Saturday, August 09, 2014

What Happened To Unisex Overalls?

The Baby Balabusta has spent pretty much her entire eighteen months being misgendered more or less constantly. Today, at Target, the lady ran a couple of little dresses over the scanner, and asked me, "Oh, do you have a little girl as well?"

"She's the little girl," I explained, indicating BB, who was sitting in the cart. The woman looked extremely startled. "Oh. Oh, she's a girl!" She hastened to explain to me that one of her daughters is fond of the Teenage Mutant Ninja Turtles.

BB has finally got enough hair that she looks as though she has a cute little pixie cut. (We have not cut it--I'm planning to wait until she's three, and give her a nice upshirin, to make up for the fact that we totally dropped the ball on naming ceremonies.) Today she was wearing small capri stretch jeans, a long-sleeved Batman shirt, and the Thomas the Tank Engine sneakers she got as hand-me-downs from a friend's son.

She's tall for her age, and sturdy, but I don't think that would be enough to identify her as male so consistently. The hair is a lot of what says 'boy' to people, the clothes are a lot of it. Her hand-me-downs at her present size are mostly from boys. Additionally, both I and the Balebos have tended to buy boy's clothes for her. There are reasons for this. The Balebos tends to get her clothes he would wear himself, from nice polo shirts in sober colors to Star Wars tees, and I'm afraid she might be allergic to pink glitter.

We were both startled by the extreme gendering of small children's clothes, which has, frankly, gotten the hell out of hand.

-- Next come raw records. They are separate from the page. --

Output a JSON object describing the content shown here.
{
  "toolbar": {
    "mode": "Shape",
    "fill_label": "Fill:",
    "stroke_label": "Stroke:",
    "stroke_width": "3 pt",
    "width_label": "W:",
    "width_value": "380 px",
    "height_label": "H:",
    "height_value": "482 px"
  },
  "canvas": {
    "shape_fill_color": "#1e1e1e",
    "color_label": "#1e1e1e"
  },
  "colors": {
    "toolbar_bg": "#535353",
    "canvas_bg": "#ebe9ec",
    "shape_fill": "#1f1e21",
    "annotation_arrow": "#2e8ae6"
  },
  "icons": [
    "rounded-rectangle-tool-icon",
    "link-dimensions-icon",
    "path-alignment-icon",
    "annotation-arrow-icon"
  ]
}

I was a small girl in the 1970s, which, I realize retroactively, was some kind of golden age of unisex children's clothing. There does not appear to be any such thing as unisex children's clothing anymore.

Boy's clothes come in strong primary colors and have machines and macho animals on them, or male superheroes, or sports equipment. Girl's clothes come in a lot of pastels, and have petaled attachments and glittery images of girly animals, and Disney princesses, and a lot of stuff about shopping. Girl's pants tend to be leggings, skintight. When girls have blue jeans, or khakis, they have little touches of pink stitching here and there, just to reassure everyone.

There is sports-team themed clothing available for little girls, but it is not in the team colors, it is pink.

Both the Balebos and I had rather a negative reaction to this. Additionally, the Balebos absolutely rejected the practice of marking a baby with too little hair as a girl by putting small glittery, maribou-dripping or flowered headbands on her.

So she dresses like a teeny tomboy, and I accept that at some point she may decide that this is unacceptable.

We're starting to get the hang of shopping for a baby, and I've found some resources. Land's End has nice clothes for children,albeit mostly for older toddlers, and I was thrilled to find that they have tee-shirts for little girls with a range of graphics and colors, including, to my glee, not only outer-space themed ones, but also one that reads "NASA Crew". Clothes I can stand for my daughter are out there.

She has a few now. Her Tante Niamh bought her a small tie-dyed dress, and I found a gray one today at Target that looked like something a little girl should wear. Her father has picked out some sundresses for her. But in her daily uniform, jeans or shorts and a little tee-shirt, I continue to hear her referred to as a boy pretty much every day.